Your objective: Where "fatih" occurs in a line of the entries below, copy that line.
----
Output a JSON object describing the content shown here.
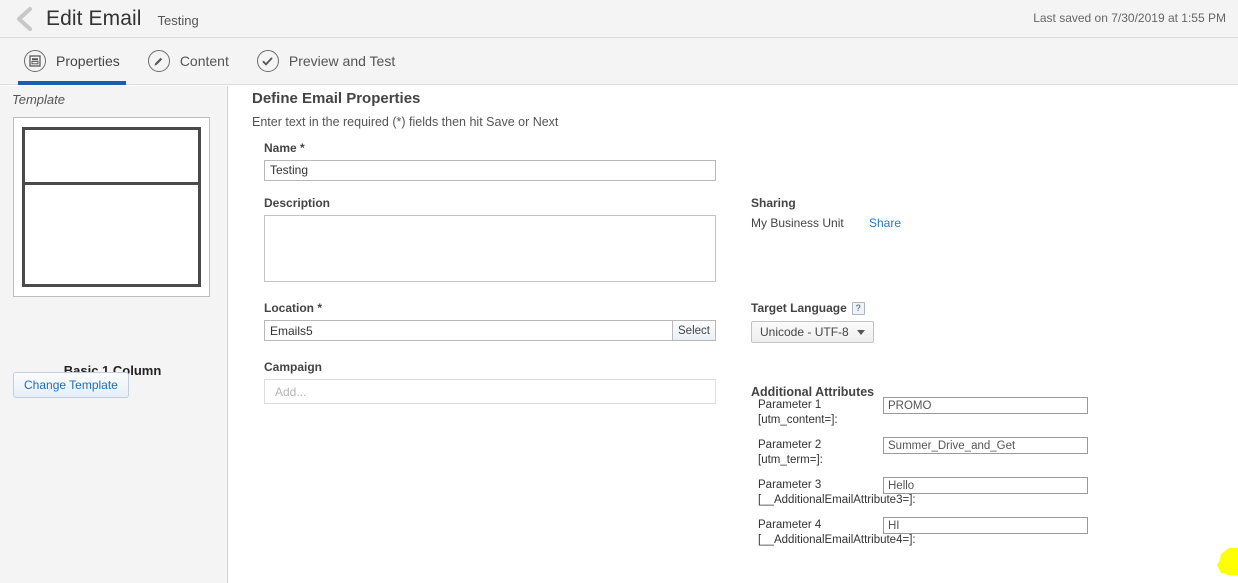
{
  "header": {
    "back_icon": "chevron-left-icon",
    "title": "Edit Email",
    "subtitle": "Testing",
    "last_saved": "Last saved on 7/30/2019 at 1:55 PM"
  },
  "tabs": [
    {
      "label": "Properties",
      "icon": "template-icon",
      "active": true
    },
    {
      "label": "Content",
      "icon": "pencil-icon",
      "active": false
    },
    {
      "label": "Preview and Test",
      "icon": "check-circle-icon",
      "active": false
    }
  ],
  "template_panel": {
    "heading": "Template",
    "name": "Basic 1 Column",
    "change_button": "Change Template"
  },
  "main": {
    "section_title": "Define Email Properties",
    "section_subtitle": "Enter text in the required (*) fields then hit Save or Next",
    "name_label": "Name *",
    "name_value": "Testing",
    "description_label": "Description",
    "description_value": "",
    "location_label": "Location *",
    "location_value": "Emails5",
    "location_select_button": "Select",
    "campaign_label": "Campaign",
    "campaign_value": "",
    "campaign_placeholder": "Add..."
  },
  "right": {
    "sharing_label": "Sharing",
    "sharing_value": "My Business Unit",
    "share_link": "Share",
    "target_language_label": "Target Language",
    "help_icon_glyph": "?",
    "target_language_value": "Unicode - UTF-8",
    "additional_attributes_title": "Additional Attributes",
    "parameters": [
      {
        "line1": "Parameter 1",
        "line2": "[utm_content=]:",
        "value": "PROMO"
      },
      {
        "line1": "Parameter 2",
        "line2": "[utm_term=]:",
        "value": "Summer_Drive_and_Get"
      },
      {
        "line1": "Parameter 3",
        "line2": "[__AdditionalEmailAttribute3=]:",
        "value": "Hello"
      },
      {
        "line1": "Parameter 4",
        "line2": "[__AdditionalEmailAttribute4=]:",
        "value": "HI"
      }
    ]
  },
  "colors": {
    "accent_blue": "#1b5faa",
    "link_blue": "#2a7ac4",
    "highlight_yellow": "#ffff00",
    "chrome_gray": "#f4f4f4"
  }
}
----
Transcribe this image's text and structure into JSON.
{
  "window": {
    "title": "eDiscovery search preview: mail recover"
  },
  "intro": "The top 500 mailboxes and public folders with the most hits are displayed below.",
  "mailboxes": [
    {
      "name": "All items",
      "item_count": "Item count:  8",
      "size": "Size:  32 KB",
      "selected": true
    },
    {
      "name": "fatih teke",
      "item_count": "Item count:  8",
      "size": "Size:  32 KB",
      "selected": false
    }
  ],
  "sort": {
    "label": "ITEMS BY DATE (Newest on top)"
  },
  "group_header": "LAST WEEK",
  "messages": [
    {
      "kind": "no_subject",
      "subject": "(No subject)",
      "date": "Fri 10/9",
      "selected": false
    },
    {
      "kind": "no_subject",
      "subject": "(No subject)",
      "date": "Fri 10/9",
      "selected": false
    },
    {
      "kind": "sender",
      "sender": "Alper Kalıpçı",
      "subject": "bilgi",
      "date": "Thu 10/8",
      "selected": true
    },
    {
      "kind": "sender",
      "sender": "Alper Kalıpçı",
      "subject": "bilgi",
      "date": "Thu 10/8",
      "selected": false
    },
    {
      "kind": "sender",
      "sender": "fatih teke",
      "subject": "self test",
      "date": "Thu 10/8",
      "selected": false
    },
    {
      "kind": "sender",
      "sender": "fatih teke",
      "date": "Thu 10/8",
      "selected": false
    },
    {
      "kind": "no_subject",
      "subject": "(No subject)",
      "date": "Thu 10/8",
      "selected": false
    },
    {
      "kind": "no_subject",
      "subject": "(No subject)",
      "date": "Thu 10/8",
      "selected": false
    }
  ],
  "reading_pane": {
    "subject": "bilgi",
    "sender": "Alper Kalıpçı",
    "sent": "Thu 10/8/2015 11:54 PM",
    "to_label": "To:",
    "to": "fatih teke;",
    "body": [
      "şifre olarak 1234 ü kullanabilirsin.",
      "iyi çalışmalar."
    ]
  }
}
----
Task answer:
      "name": "fatih teke",
      "sender": "fatih teke",
      "sender": "fatih teke",
    "to": "fatih teke;",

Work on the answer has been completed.